===== RECORDS SHOWN =====

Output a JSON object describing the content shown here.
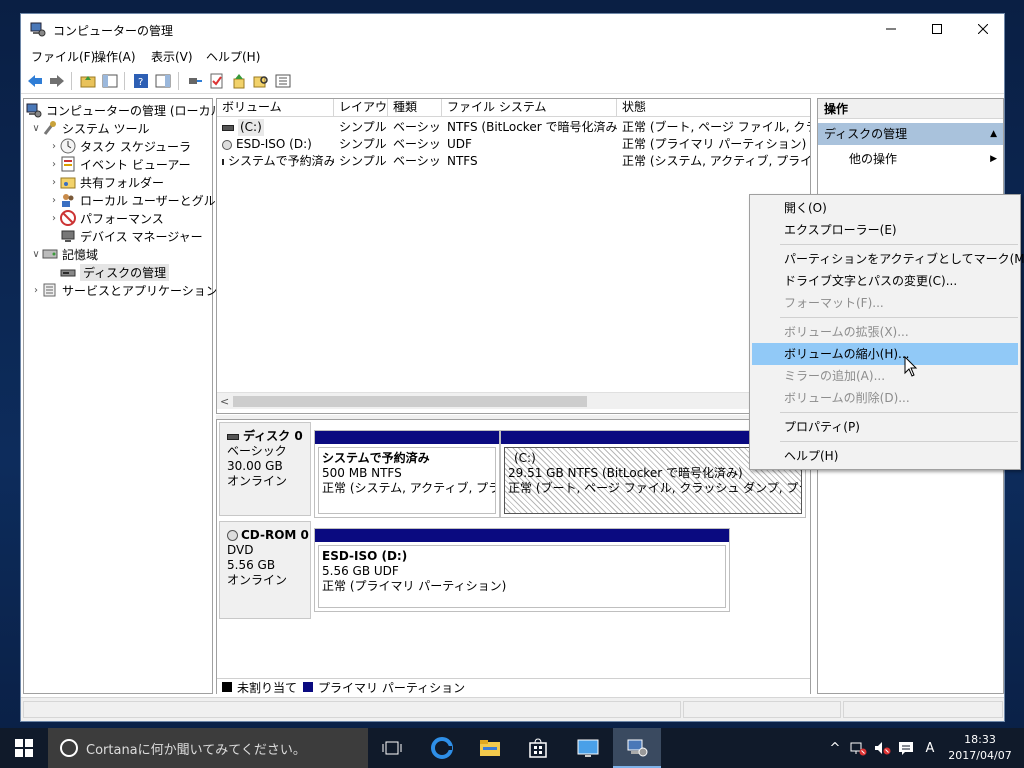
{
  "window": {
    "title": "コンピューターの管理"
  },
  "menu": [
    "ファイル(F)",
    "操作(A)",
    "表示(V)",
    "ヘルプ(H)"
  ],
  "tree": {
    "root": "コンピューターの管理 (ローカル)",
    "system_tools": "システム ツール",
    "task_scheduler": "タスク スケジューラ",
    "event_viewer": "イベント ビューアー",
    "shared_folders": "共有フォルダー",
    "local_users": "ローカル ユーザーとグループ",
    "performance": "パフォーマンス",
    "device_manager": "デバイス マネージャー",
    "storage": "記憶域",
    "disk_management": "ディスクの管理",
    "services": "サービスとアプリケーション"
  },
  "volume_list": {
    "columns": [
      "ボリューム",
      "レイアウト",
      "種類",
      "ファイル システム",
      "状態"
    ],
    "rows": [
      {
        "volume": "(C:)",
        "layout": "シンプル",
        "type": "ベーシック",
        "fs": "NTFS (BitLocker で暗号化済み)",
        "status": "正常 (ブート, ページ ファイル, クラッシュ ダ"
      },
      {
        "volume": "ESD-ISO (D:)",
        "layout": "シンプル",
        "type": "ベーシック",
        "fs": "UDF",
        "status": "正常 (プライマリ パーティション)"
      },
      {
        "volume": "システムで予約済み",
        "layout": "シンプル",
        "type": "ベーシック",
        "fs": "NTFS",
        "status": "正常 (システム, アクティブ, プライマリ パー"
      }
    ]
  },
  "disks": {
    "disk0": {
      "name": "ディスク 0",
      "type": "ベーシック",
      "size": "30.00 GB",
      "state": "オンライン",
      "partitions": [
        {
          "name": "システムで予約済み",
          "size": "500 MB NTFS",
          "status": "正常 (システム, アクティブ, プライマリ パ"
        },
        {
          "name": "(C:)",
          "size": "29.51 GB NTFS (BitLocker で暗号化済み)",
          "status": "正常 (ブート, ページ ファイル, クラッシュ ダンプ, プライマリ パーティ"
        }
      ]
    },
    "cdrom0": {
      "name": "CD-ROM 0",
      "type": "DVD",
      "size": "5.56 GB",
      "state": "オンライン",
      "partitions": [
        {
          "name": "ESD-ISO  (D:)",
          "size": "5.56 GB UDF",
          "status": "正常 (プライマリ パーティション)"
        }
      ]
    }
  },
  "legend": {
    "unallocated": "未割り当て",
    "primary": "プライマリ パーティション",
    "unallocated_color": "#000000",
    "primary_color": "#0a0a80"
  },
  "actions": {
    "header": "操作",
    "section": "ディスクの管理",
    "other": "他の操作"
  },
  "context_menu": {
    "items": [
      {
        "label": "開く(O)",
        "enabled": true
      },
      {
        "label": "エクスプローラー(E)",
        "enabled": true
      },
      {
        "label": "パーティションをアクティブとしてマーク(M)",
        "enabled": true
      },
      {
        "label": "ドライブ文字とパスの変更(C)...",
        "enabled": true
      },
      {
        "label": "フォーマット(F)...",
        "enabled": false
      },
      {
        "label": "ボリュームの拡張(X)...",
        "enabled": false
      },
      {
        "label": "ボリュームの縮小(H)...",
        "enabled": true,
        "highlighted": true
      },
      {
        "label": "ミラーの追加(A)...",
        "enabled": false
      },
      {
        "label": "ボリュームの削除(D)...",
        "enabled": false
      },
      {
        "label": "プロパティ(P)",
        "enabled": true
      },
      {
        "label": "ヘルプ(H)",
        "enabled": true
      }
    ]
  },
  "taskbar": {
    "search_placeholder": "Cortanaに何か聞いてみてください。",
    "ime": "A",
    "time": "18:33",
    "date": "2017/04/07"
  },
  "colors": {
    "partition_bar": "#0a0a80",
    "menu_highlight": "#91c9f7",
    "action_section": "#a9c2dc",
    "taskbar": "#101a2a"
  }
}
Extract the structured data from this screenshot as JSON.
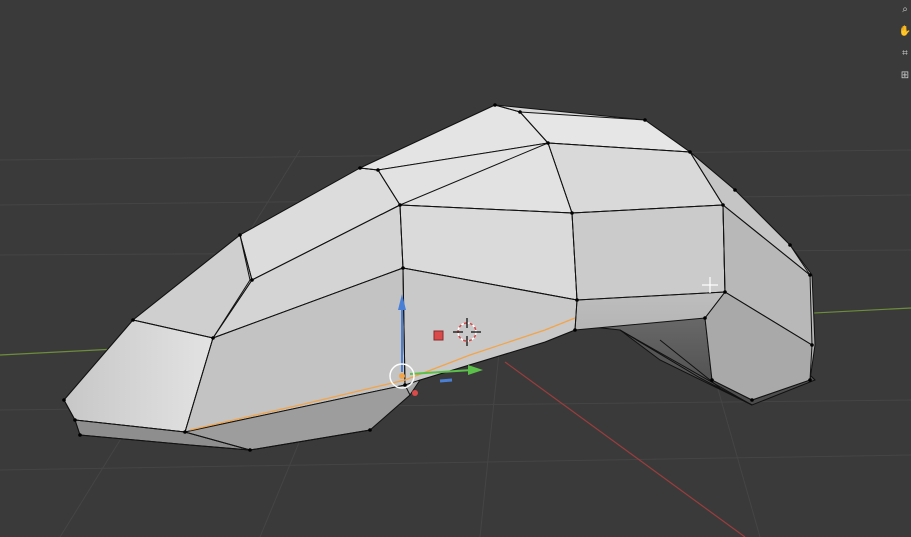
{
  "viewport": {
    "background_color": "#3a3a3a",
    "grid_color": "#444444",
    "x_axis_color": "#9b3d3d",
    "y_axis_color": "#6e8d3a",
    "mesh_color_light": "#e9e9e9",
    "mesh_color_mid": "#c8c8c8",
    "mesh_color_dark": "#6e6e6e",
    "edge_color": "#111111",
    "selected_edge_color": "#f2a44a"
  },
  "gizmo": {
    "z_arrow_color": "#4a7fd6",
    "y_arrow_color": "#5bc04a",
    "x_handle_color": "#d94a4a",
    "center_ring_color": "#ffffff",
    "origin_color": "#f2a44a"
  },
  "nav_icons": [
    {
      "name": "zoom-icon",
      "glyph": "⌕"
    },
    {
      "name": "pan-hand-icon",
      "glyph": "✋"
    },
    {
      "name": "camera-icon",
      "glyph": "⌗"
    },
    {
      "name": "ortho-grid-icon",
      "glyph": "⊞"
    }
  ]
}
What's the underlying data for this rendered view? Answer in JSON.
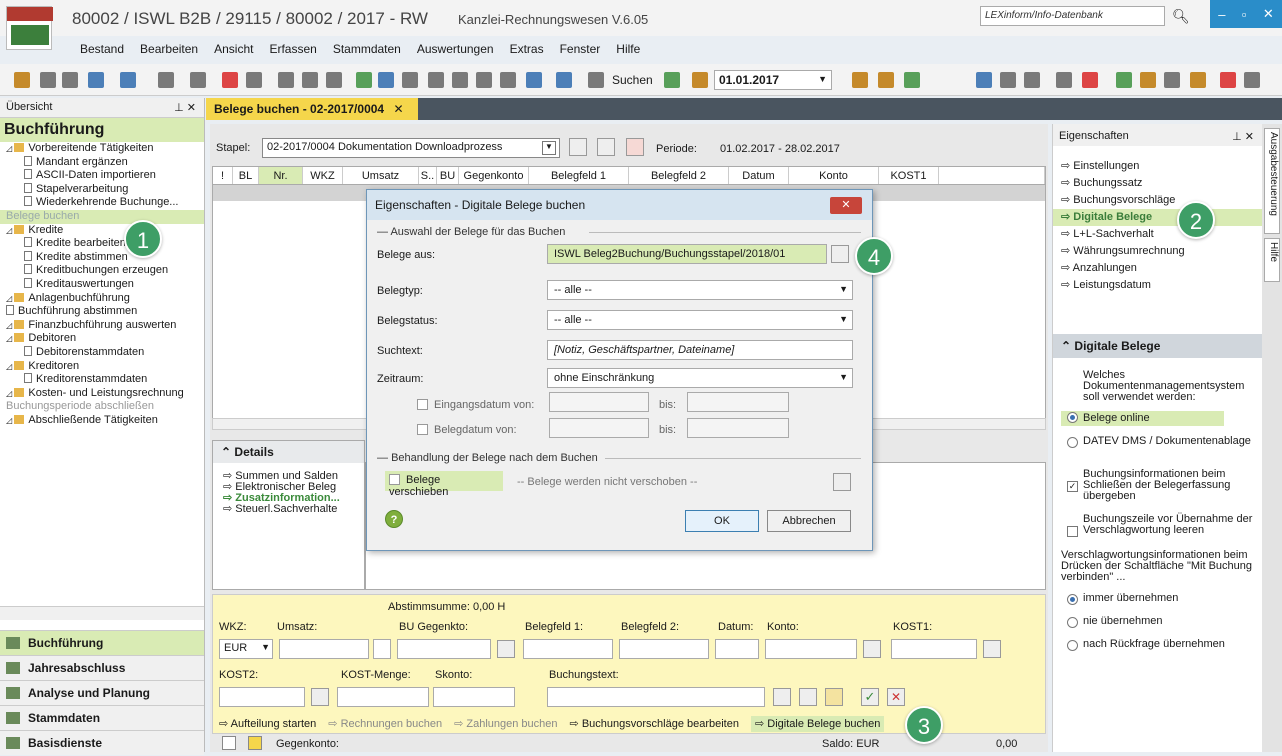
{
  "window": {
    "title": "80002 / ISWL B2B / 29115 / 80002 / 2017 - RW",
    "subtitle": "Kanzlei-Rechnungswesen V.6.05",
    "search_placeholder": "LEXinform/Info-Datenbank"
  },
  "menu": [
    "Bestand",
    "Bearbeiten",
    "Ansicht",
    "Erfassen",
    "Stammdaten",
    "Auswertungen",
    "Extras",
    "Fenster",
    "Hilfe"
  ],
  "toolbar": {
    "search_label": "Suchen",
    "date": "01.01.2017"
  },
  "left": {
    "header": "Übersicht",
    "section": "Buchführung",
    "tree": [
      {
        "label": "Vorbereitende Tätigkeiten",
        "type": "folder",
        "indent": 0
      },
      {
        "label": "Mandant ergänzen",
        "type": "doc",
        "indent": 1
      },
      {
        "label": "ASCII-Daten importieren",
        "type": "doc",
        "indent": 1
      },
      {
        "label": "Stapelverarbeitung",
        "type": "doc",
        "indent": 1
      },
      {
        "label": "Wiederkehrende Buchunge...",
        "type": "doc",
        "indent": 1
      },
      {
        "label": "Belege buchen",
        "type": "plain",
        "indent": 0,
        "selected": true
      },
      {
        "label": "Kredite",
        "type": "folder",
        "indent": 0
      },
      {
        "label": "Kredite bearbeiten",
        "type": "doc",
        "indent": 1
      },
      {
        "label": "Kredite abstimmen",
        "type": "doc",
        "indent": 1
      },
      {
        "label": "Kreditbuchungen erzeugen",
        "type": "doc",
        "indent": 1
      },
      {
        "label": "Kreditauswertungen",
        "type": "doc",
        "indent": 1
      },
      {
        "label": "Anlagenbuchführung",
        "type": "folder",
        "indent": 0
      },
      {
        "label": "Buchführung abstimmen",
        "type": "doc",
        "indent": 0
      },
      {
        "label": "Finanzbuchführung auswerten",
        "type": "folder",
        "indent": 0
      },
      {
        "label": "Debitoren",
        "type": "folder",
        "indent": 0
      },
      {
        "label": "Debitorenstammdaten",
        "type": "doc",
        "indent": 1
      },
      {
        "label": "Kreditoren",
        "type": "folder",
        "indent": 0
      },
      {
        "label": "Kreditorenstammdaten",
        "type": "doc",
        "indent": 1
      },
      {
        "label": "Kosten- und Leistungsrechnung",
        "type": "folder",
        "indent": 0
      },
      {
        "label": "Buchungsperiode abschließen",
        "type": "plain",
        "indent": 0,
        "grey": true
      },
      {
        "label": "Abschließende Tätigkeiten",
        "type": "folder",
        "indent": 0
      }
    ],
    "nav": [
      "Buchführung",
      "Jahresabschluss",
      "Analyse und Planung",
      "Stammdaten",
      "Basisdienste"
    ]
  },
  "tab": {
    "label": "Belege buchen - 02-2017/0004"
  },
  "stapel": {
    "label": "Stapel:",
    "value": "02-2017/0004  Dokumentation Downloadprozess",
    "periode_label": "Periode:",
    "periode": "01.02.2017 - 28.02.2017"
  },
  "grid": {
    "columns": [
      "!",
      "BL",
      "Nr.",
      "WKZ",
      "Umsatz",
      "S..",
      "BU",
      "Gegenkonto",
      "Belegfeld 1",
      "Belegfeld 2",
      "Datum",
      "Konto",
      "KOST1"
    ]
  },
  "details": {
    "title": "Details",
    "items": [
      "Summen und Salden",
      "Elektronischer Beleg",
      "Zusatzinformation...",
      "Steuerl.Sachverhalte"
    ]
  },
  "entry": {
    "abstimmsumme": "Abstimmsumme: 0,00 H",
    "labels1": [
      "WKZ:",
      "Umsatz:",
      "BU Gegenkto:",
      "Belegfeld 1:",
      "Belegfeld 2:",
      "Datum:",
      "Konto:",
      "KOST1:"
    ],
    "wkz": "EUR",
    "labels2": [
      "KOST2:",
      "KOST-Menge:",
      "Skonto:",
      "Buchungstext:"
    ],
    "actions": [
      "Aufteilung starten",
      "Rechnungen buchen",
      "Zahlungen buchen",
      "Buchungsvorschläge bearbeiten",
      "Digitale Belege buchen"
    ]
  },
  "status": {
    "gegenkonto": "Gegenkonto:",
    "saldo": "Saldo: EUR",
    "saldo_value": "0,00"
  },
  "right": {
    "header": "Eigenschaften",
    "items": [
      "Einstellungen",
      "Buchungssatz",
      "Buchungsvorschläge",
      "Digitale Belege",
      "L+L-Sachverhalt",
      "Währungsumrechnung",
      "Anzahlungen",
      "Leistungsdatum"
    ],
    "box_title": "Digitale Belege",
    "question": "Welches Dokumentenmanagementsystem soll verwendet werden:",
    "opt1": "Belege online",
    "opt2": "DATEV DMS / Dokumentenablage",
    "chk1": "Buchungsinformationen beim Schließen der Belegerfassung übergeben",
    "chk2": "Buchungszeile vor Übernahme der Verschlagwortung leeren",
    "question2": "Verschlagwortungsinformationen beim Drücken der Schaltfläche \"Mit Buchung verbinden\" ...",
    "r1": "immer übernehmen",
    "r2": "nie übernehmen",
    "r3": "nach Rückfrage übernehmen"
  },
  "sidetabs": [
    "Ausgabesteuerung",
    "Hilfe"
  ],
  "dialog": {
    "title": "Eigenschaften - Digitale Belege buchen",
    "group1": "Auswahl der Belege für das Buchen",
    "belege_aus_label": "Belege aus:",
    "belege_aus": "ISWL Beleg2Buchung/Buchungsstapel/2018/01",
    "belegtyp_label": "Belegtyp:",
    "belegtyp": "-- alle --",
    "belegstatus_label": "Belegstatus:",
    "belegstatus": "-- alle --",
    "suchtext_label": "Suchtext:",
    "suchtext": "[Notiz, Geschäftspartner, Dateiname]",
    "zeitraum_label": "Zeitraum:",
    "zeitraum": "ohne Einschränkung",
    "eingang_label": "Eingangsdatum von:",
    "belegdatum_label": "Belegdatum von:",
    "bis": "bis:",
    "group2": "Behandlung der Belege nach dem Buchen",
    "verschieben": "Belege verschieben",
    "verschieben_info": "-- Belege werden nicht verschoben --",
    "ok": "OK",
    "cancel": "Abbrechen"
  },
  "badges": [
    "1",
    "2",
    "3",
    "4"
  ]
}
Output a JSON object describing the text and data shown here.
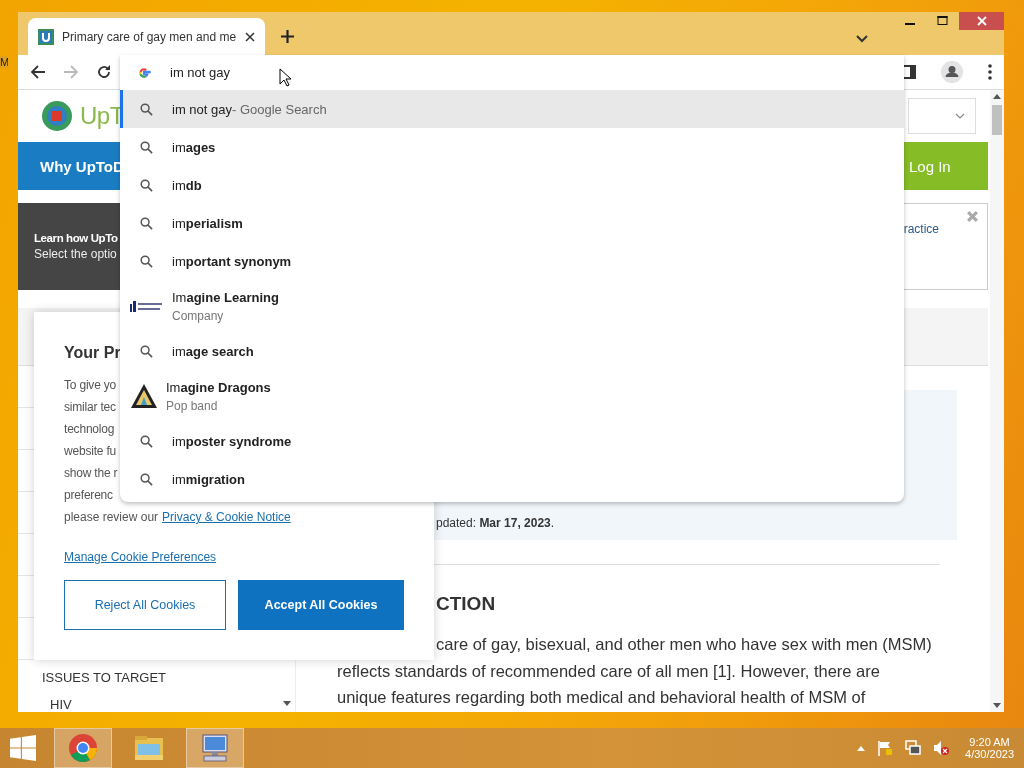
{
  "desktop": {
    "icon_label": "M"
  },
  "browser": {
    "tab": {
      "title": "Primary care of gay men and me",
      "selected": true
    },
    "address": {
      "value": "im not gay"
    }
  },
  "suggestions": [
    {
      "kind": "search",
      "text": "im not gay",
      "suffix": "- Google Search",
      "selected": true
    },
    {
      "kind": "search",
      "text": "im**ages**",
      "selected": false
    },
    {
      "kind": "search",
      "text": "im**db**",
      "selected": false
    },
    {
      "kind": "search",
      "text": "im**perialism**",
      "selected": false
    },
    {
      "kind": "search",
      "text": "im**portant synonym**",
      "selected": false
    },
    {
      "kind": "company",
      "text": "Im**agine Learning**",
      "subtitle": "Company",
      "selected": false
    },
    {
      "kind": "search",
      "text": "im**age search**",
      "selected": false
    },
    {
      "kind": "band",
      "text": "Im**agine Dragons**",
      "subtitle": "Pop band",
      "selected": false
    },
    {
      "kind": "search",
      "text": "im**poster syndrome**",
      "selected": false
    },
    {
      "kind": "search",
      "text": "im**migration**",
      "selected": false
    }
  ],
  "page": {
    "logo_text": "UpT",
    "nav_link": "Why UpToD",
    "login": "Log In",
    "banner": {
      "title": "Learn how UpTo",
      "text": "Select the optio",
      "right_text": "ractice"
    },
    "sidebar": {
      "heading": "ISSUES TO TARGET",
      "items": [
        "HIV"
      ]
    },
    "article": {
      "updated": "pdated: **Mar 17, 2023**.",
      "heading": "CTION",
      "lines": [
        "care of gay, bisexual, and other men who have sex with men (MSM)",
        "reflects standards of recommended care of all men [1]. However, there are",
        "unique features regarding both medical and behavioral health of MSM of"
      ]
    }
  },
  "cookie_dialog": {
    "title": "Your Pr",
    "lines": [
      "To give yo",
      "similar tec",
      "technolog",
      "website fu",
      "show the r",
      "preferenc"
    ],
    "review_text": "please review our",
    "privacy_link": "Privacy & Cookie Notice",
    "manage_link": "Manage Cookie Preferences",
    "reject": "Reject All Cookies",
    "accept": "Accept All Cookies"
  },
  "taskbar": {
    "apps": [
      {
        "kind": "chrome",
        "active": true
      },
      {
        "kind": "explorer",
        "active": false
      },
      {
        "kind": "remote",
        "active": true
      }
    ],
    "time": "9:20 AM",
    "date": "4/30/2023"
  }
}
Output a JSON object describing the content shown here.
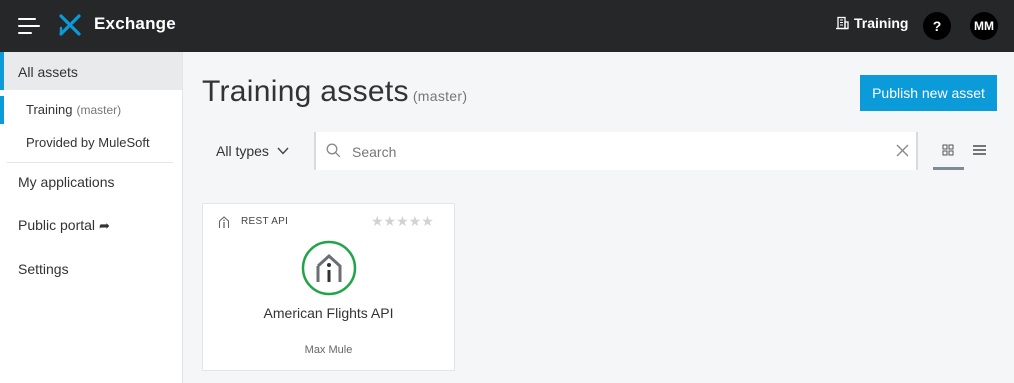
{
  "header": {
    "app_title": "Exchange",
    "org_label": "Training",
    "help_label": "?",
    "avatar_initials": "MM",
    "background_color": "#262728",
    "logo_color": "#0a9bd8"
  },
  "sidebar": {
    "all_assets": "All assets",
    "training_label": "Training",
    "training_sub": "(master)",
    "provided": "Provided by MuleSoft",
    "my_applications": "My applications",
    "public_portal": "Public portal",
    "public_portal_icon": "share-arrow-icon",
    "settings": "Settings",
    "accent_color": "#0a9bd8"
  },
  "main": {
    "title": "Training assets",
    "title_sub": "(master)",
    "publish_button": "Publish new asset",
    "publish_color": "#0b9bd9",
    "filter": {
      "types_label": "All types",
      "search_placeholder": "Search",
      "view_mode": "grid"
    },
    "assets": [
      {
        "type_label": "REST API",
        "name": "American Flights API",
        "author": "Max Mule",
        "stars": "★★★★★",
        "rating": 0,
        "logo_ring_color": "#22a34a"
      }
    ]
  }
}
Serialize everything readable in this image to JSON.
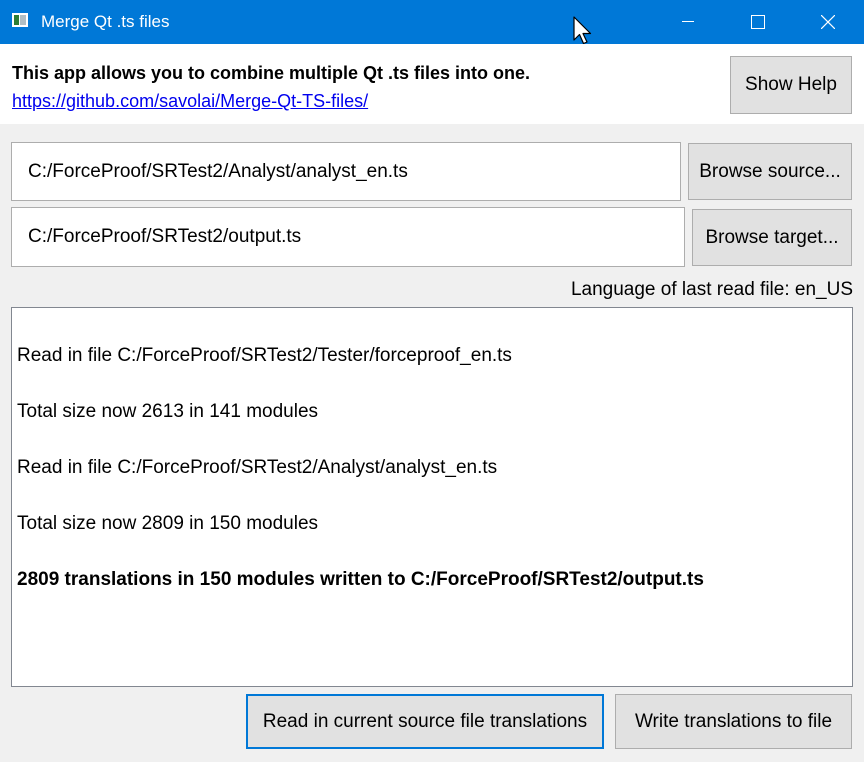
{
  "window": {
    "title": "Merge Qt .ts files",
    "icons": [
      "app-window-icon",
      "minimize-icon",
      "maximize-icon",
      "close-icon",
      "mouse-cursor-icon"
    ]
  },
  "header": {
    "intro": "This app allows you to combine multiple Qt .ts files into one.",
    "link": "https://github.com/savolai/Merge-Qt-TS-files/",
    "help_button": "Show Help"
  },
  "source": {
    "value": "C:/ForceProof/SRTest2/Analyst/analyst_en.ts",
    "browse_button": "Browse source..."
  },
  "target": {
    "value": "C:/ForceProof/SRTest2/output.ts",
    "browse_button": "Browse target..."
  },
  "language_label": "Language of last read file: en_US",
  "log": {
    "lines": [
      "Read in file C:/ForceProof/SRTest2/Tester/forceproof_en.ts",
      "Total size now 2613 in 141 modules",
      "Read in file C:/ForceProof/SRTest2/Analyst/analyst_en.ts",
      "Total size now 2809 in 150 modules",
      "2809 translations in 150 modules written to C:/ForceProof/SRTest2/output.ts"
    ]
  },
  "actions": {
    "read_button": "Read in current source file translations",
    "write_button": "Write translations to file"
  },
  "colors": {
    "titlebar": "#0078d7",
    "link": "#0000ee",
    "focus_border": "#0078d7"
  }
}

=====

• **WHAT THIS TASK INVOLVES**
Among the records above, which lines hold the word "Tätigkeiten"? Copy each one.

• **SOLUTION TO THIS EXERCISE**
        "label": "Vorbereitende Tätigkeiten",
        "label": "Abschließende Tätigkeiten",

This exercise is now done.